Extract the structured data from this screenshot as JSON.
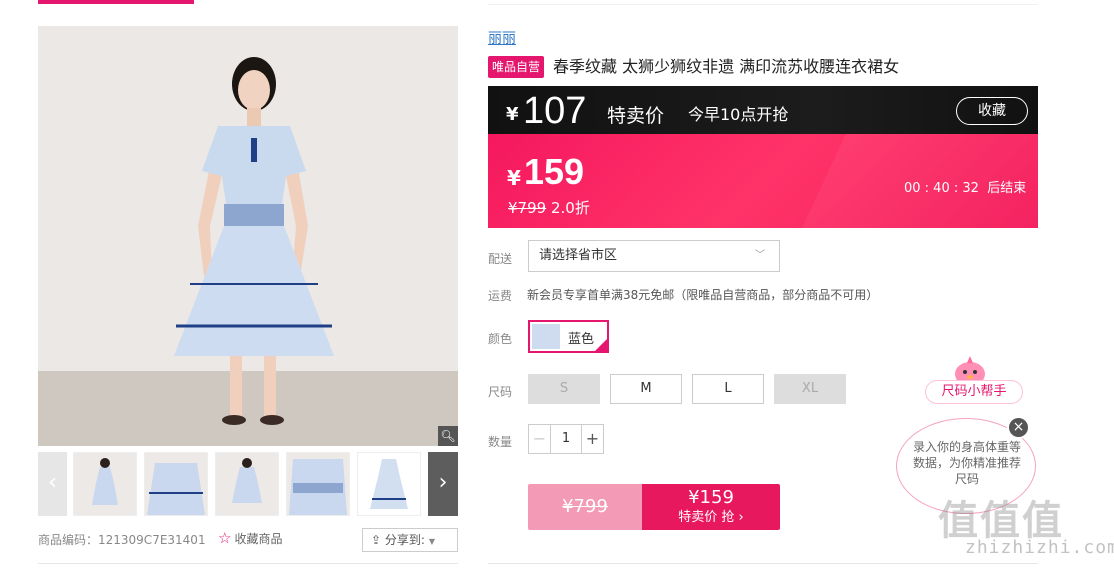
{
  "brand": "丽丽",
  "badge": "唯品自营",
  "title": "春季纹藏 太狮少狮纹非遗 满印流苏收腰连衣裙女",
  "flash": {
    "yen": "¥",
    "price": "107",
    "label": "特卖价",
    "time": "今早10点开抢",
    "collect": "收藏"
  },
  "sale": {
    "yen": "¥",
    "price": "159",
    "original": "¥799",
    "discount": "2.0折",
    "countdown": "00 : 40 : 32",
    "countdown_suffix": "后结束"
  },
  "delivery": {
    "label": "配送",
    "placeholder": "请选择省市区"
  },
  "freight": {
    "label": "运费",
    "text": "新会员专享首单满38元免邮（限唯品自营商品，部分商品不可用）"
  },
  "color": {
    "label": "颜色",
    "options": [
      {
        "name": "蓝色",
        "selected": true
      }
    ]
  },
  "size": {
    "label": "尺码",
    "options": [
      {
        "name": "S",
        "available": false
      },
      {
        "name": "M",
        "available": true
      },
      {
        "name": "L",
        "available": true
      },
      {
        "name": "XL",
        "available": false
      }
    ]
  },
  "quantity": {
    "label": "数量",
    "minus": "−",
    "value": "1",
    "plus": "+"
  },
  "buy": {
    "original": "¥799",
    "price": "¥159",
    "label": "特卖价 抢 ›"
  },
  "sku": "商品编码：121309C7E31401",
  "favorite": "收藏商品",
  "share": "分享到:",
  "helper": {
    "tag": "尺码小帮手",
    "text": "录入你的身高体重等数据，为你精准推荐尺码",
    "close": "×"
  },
  "watermark": {
    "main": "值值值",
    "sub": "zhizhizhi.com"
  },
  "colors": {
    "accent": "#e5166e",
    "sale": "#f5185f",
    "flash_bg": "#111111",
    "brand_link": "#2f78c8"
  }
}
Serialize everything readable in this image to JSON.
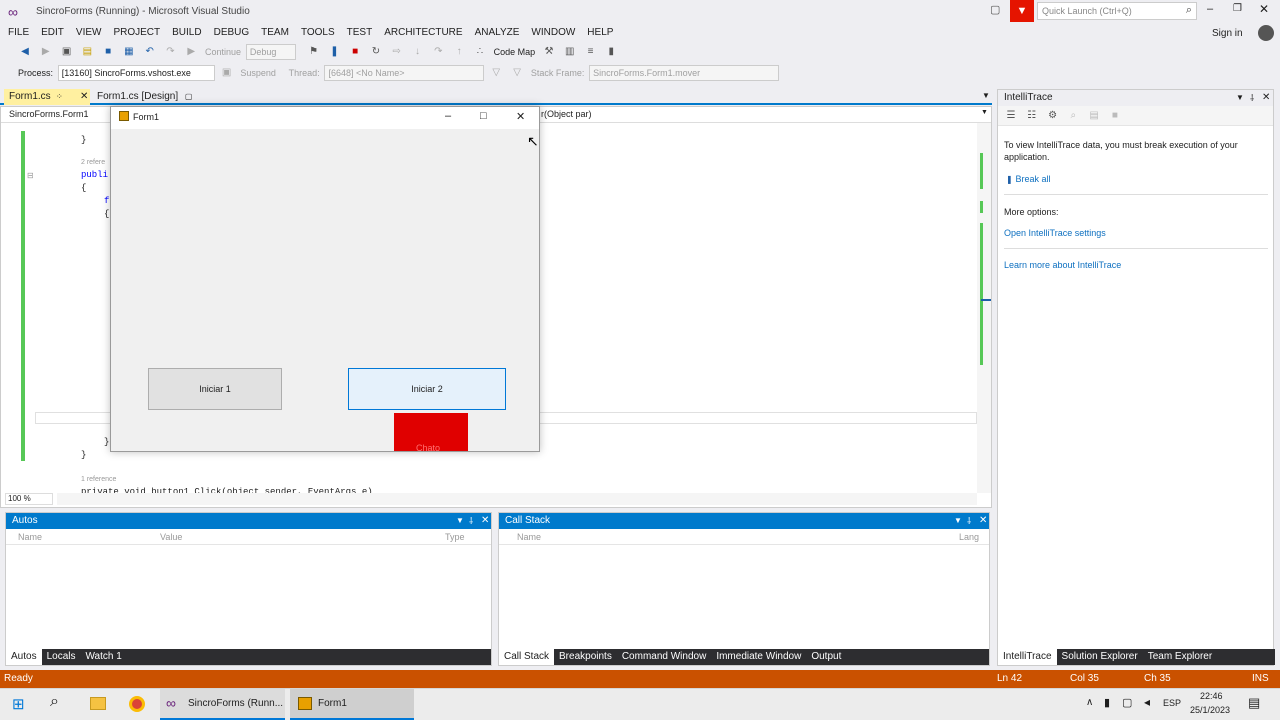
{
  "window": {
    "title": "SincroForms (Running) - Microsoft Visual Studio",
    "quick_launch_placeholder": "Quick Launch (Ctrl+Q)",
    "sign_in": "Sign in"
  },
  "menu": [
    "FILE",
    "EDIT",
    "VIEW",
    "PROJECT",
    "BUILD",
    "DEBUG",
    "TEAM",
    "TOOLS",
    "TEST",
    "ARCHITECTURE",
    "ANALYZE",
    "WINDOW",
    "HELP"
  ],
  "toolbar": {
    "continue_label": "Continue",
    "config_value": "Debug",
    "code_map_label": "Code Map"
  },
  "toolbar2": {
    "process_label": "Process:",
    "process_value": "[13160] SincroForms.vshost.exe",
    "suspend_label": "Suspend",
    "thread_label": "Thread:",
    "thread_value": "[6648] <No Name>",
    "stack_frame_label": "Stack Frame:",
    "stack_frame_value": "SincroForms.Form1.mover"
  },
  "doc_tabs": [
    "Form1.cs",
    "Form1.cs [Design]"
  ],
  "editor": {
    "class_nav": "SincroForms.Form1",
    "member_nav": "r(Object par)",
    "zoom": "100 %",
    "lines": [
      "}",
      "2 refere",
      "publi",
      "{",
      "f",
      "{"
    ],
    "bottom_lines": [
      "}",
      "}",
      "1 reference",
      "private void button1_Click(object sender, EventArgs e)"
    ]
  },
  "form1": {
    "title": "Form1",
    "button1": "Iniciar 1",
    "button2": "Iniciar 2",
    "red_box_label": "Chato",
    "red_color": "#e00000"
  },
  "intellitrace": {
    "title": "IntelliTrace",
    "message": "To view IntelliTrace data, you must break execution of your application.",
    "break_all": "Break all",
    "more_options": "More options:",
    "open_settings": "Open IntelliTrace settings",
    "learn_more": "Learn more about IntelliTrace",
    "tabs": [
      "IntelliTrace",
      "Solution Explorer",
      "Team Explorer"
    ]
  },
  "autos": {
    "title": "Autos",
    "columns": [
      "Name",
      "Value",
      "Type"
    ],
    "tabs": [
      "Autos",
      "Locals",
      "Watch 1"
    ]
  },
  "callstack": {
    "title": "Call Stack",
    "columns": [
      "Name",
      "Lang"
    ],
    "tabs": [
      "Call Stack",
      "Breakpoints",
      "Command Window",
      "Immediate Window",
      "Output"
    ]
  },
  "status": {
    "text": "Ready",
    "line": "Ln 42",
    "col": "Col 35",
    "ch": "Ch 35",
    "mode": "INS",
    "color": "#ca5100"
  },
  "taskbar": {
    "vs_item": "SincroForms (Runn...",
    "form_item": "Form1",
    "lang": "ESP",
    "time": "22:46",
    "date": "25/1/2023"
  }
}
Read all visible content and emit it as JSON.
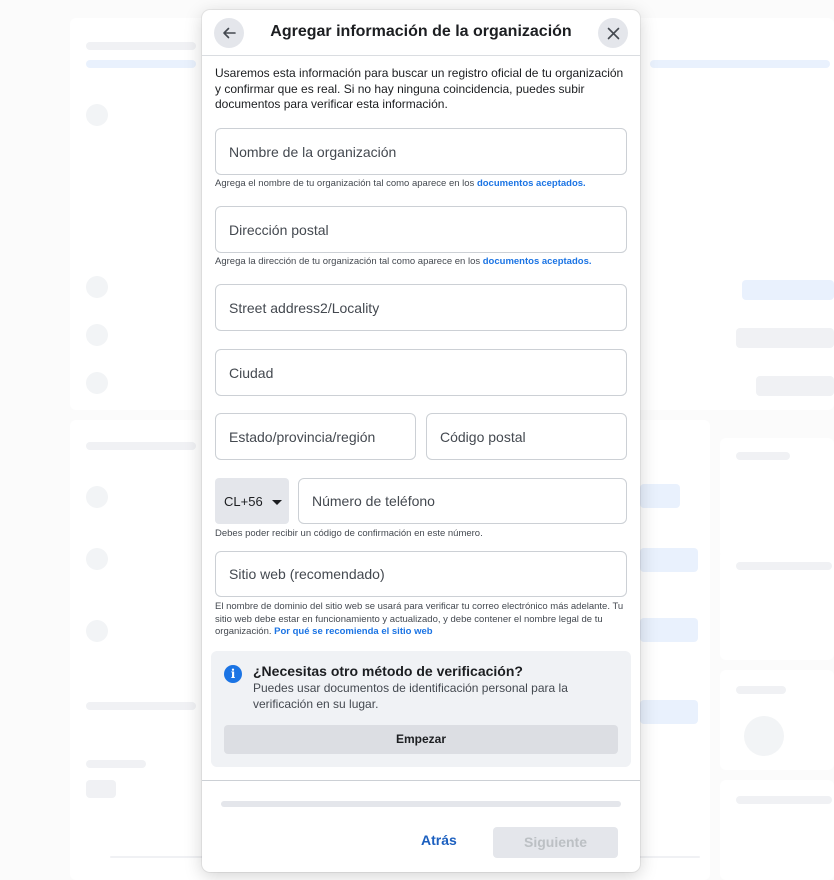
{
  "modal": {
    "title": "Agregar información de la organización",
    "intro": "Usaremos esta información para buscar un registro oficial de tu organización y confirmar que es real. Si no hay ninguna coincidencia, puedes subir documentos para verificar esta información."
  },
  "form": {
    "org_name": {
      "placeholder": "Nombre de la organización",
      "value": ""
    },
    "org_name_help": "Agrega el nombre de tu organización tal como aparece en los ",
    "org_name_help_link": "documentos aceptados.",
    "address": {
      "placeholder": "Dirección postal",
      "value": ""
    },
    "address_help": "Agrega la dirección de tu organización tal como aparece en los ",
    "address_help_link": "documentos aceptados.",
    "address2": {
      "placeholder": "Street address2/Locality",
      "value": ""
    },
    "city": {
      "placeholder": "Ciudad",
      "value": ""
    },
    "state": {
      "placeholder": "Estado/provincia/región",
      "value": ""
    },
    "postal": {
      "placeholder": "Código postal",
      "value": ""
    },
    "country_code": "CL+56",
    "phone": {
      "placeholder": "Número de teléfono",
      "value": ""
    },
    "phone_help": "Debes poder recibir un código de confirmación en este número.",
    "website": {
      "placeholder": "Sitio web (recomendado)",
      "value": ""
    },
    "website_help": "El nombre de dominio del sitio web se usará para verificar tu correo electrónico más adelante. Tu sitio web debe estar en funcionamiento y actualizado, y debe contener el nombre legal de tu organización. ",
    "website_help_link": "Por qué se recomienda el sitio web"
  },
  "alt_method": {
    "icon": "info-icon",
    "title": "¿Necesitas otro método de verificación?",
    "description": "Puedes usar documentos de identificación personal para la verificación en su lugar.",
    "button": "Empezar"
  },
  "progress": {
    "fraction": 0.0
  },
  "footer": {
    "back": "Atrás",
    "next": "Siguiente"
  },
  "colors": {
    "accent": "#1b74e4",
    "link": "#1b5fbf",
    "disabled": "#bcc0c4"
  }
}
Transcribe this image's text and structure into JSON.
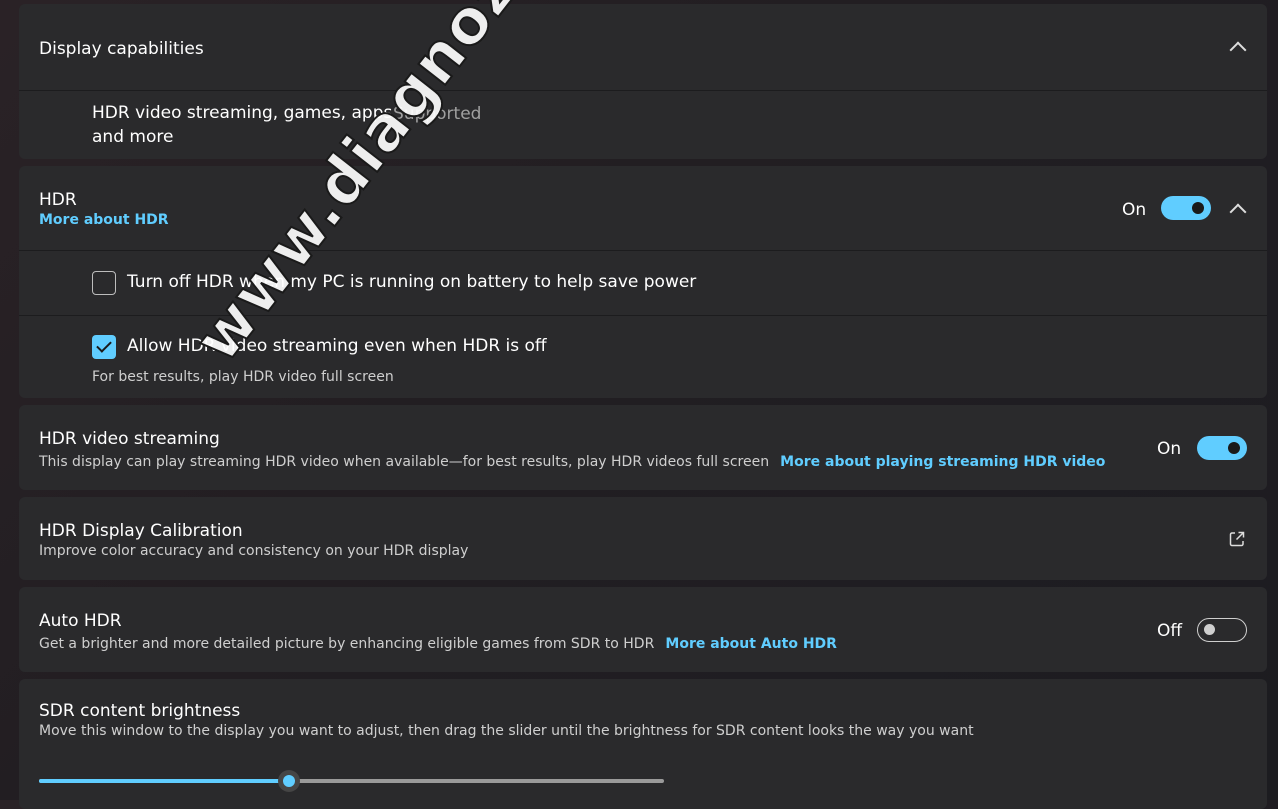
{
  "display_capabilities": {
    "title": "Display capabilities",
    "hdr_label_line1": "HDR video streaming, games, apps",
    "hdr_label_line2": "and more",
    "hdr_value": "Supported"
  },
  "hdr": {
    "title": "HDR",
    "link": "More about HDR",
    "state": "On",
    "battery_checkbox_label": "Turn off HDR when my PC is running on battery to help save power",
    "battery_checked": false,
    "allow_checkbox_label": "Allow HDR video streaming even when HDR is off",
    "allow_checked": true,
    "allow_hint": "For best results, play HDR video full screen"
  },
  "hdr_video_streaming": {
    "title": "HDR video streaming",
    "desc": "This display can play streaming HDR video when available—for best results, play HDR videos full screen",
    "link": "More about playing streaming HDR video",
    "state": "On"
  },
  "calibration": {
    "title": "HDR Display Calibration",
    "desc": "Improve color accuracy and consistency on your HDR display"
  },
  "auto_hdr": {
    "title": "Auto HDR",
    "desc": "Get a brighter and more detailed picture by enhancing eligible games from SDR to HDR",
    "link": "More about Auto HDR",
    "state": "Off"
  },
  "sdr_brightness": {
    "title": "SDR content brightness",
    "desc": "Move this window to the display you want to adjust, then drag the slider until the brightness for SDR content looks the way you want",
    "value_fraction": 0.4
  },
  "watermark": "www.diagnozabam.ro",
  "colors": {
    "accent": "#60cdff",
    "card": "#2a2a2c",
    "background": "#1f1d22"
  }
}
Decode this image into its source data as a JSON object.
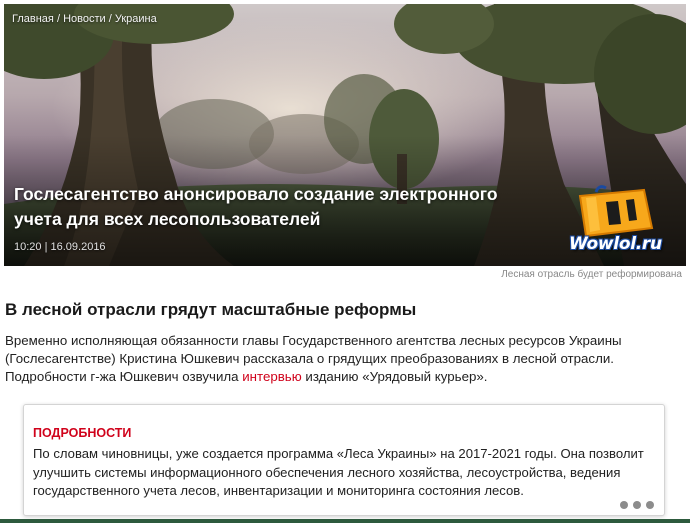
{
  "breadcrumb": {
    "home": "Главная",
    "news": "Новости",
    "region": "Украина",
    "separator": "/"
  },
  "hero": {
    "title": "Гослесагентство анонсировало создание электронного учета для всех лесопользователей",
    "date": "10:20 | 16.09.2016",
    "caption": "Лесная отрасль будет реформирована",
    "watermark": "Wowlol.ru"
  },
  "article": {
    "headline": "В лесной отрасли грядут масштабные реформы",
    "lead_before": "Временно исполняющая обязанности главы Государственного агентства лесных ресурсов Украины (Гослесагентстве) Кристина Юшкевич рассказала о грядущих преобразованиях в лесной отрасли. Подробности г-жа Юшкевич озвучила ",
    "lead_link": "интервью",
    "lead_after": " изданию «Урядовый курьер»."
  },
  "details": {
    "title": "ПОДРОБНОСТИ",
    "text": "По словам чиновницы, уже создается программа «Леса Украины» на 2017-2021 годы. Она позволит улучшить системы информационного обеспечения лесного хозяйства, лесоустройства, ведения государственного учета лесов, инвентаризации и мониторинга состояния лесов."
  },
  "colors": {
    "accent": "#d0021b",
    "footer": "#2d5a3d"
  }
}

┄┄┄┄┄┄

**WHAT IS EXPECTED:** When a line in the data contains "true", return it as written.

**ANSWER TO THE PROBLEM:**
        "selected": true
        "available": true
        "available": true
    "allow_checked": true,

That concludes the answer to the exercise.